The Rise of the Landlord
I own a fourplex. That's four apartments in one house. For the most part, I don't mind being a landlord. I'm not particularly handy, but I have learned a few things from youtube, my handyman books, and simple trial and error. I can change a toilet, fix a pipe, some basic electrical, and I can paint! For a long time, I found, most people didn't want to join my ranks. Many think the role of a landlord is too stressful or requires a certain handyman-esque quality.
But lately, I've noticed a lot more people who want to be landlords. And the timing is pretty much perfect. For the most part, it's rewarding. You do get an injection of cash each month to pay off your mortgage and build equity. Of course, from time to time, there are those surprises - the broken toilet that leaks to the apartments below, the furnace that dies on the coldest day. I even had a tenant whose cat was stuck behind the radiator and couldn't get out. (Ultimately rescued and saved!)
Regardless of how easy or difficult it is, there are more people jumping in. Why you ask? Yes, as previously mentioned, it makes money and builds equity, and its a great income stream. But also, many people can look around them now and see there are a lot of ways to be a landlord. You don't have to walk around all the time with a wrench in your pocket.
The types of landlords emerging vary widely enough. Some of them would like to buy a big house with two or more units in them. Some buy a condos as investments too. Condos rent well in key areas, and they are great investment for those of us who are not very handy at all. There is really a lot less to worry about here.

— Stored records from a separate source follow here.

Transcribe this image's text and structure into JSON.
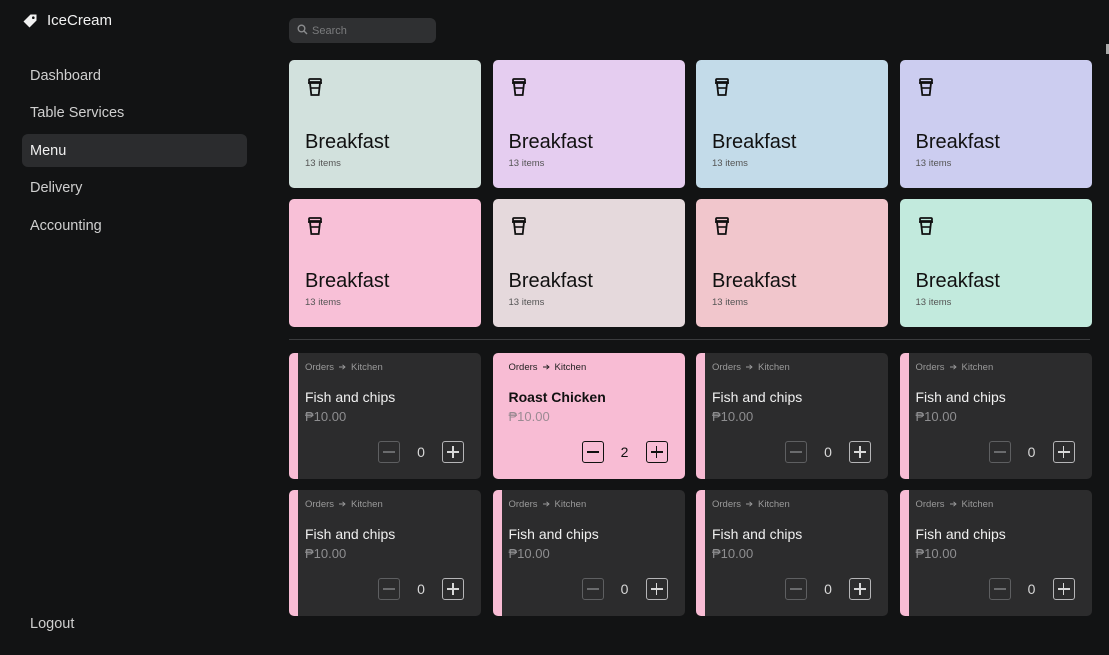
{
  "brand": {
    "name": "IceCream",
    "icon": "tag-icon"
  },
  "sidebar": {
    "items": [
      {
        "label": "Dashboard",
        "active": false
      },
      {
        "label": "Table Services",
        "active": false
      },
      {
        "label": "Menu",
        "active": true
      },
      {
        "label": "Delivery",
        "active": false
      },
      {
        "label": "Accounting",
        "active": false
      }
    ],
    "logout_label": "Logout"
  },
  "search": {
    "placeholder": "Search",
    "value": ""
  },
  "categories": [
    {
      "title": "Breakfast",
      "count": "13 items",
      "color": "#d2e1dd",
      "icon": "cup-icon"
    },
    {
      "title": "Breakfast",
      "count": "13 items",
      "color": "#e5cdf0",
      "icon": "cup-icon"
    },
    {
      "title": "Breakfast",
      "count": "13 items",
      "color": "#c3dbe9",
      "icon": "cup-icon"
    },
    {
      "title": "Breakfast",
      "count": "13 items",
      "color": "#cccdf0",
      "icon": "cup-icon"
    },
    {
      "title": "Breakfast",
      "count": "13 items",
      "color": "#f8c0d7",
      "icon": "cup-icon"
    },
    {
      "title": "Breakfast",
      "count": "13 items",
      "color": "#e5d9dc",
      "icon": "cup-icon"
    },
    {
      "title": "Breakfast",
      "count": "13 items",
      "color": "#f1c6cc",
      "icon": "cup-icon"
    },
    {
      "title": "Breakfast",
      "count": "13 items",
      "color": "#c2eadd",
      "icon": "cup-icon"
    }
  ],
  "orders": [
    {
      "from": "Orders",
      "to": "Kitchen",
      "name": "Fish and chips",
      "price": "₱10.00",
      "qty": "0",
      "active": false
    },
    {
      "from": "Orders",
      "to": "Kitchen",
      "name": "Roast Chicken",
      "price": "₱10.00",
      "qty": "2",
      "active": true
    },
    {
      "from": "Orders",
      "to": "Kitchen",
      "name": "Fish and chips",
      "price": "₱10.00",
      "qty": "0",
      "active": false
    },
    {
      "from": "Orders",
      "to": "Kitchen",
      "name": "Fish and chips",
      "price": "₱10.00",
      "qty": "0",
      "active": false
    },
    {
      "from": "Orders",
      "to": "Kitchen",
      "name": "Fish and chips",
      "price": "₱10.00",
      "qty": "0",
      "active": false
    },
    {
      "from": "Orders",
      "to": "Kitchen",
      "name": "Fish and chips",
      "price": "₱10.00",
      "qty": "0",
      "active": false
    },
    {
      "from": "Orders",
      "to": "Kitchen",
      "name": "Fish and chips",
      "price": "₱10.00",
      "qty": "0",
      "active": false
    },
    {
      "from": "Orders",
      "to": "Kitchen",
      "name": "Fish and chips",
      "price": "₱10.00",
      "qty": "0",
      "active": false
    }
  ],
  "colors": {
    "background": "#121314",
    "accent": "#f8bcd4",
    "card": "#2c2c2d"
  }
}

There is some thing else happening in this city. Renting some thing out these days is a snap. Renters are shocked at how competitive it has become to rent a place around here.
Currently the rents in this city are fantastic, from a landlord's perspective. Vacancy rates are low and rents have increased quite a bit in the past few years.
Also, no one really builds rental buildings any more. It still happens. I can think of Jazz downtown that mimics a condo, but it's all rental. Still, this is rare. Fewer rental apartments are built, but more people arrive in the city. So, condos and apartments in houses take up the slack.
I know the news says over and over again that there are going to be a flood of condos on the Toronto market, and condo prices in some parts of Toronto have slipped, but there is still not enough rentals to go around.
It's a perfect storm really. Low vacancy rates. Quickly rising rents. And a lot more renters, especially after the Federal government sidelined a lot of would-be buyers by making it tougher to qualify for a mortgage and sending them back to Rentersville.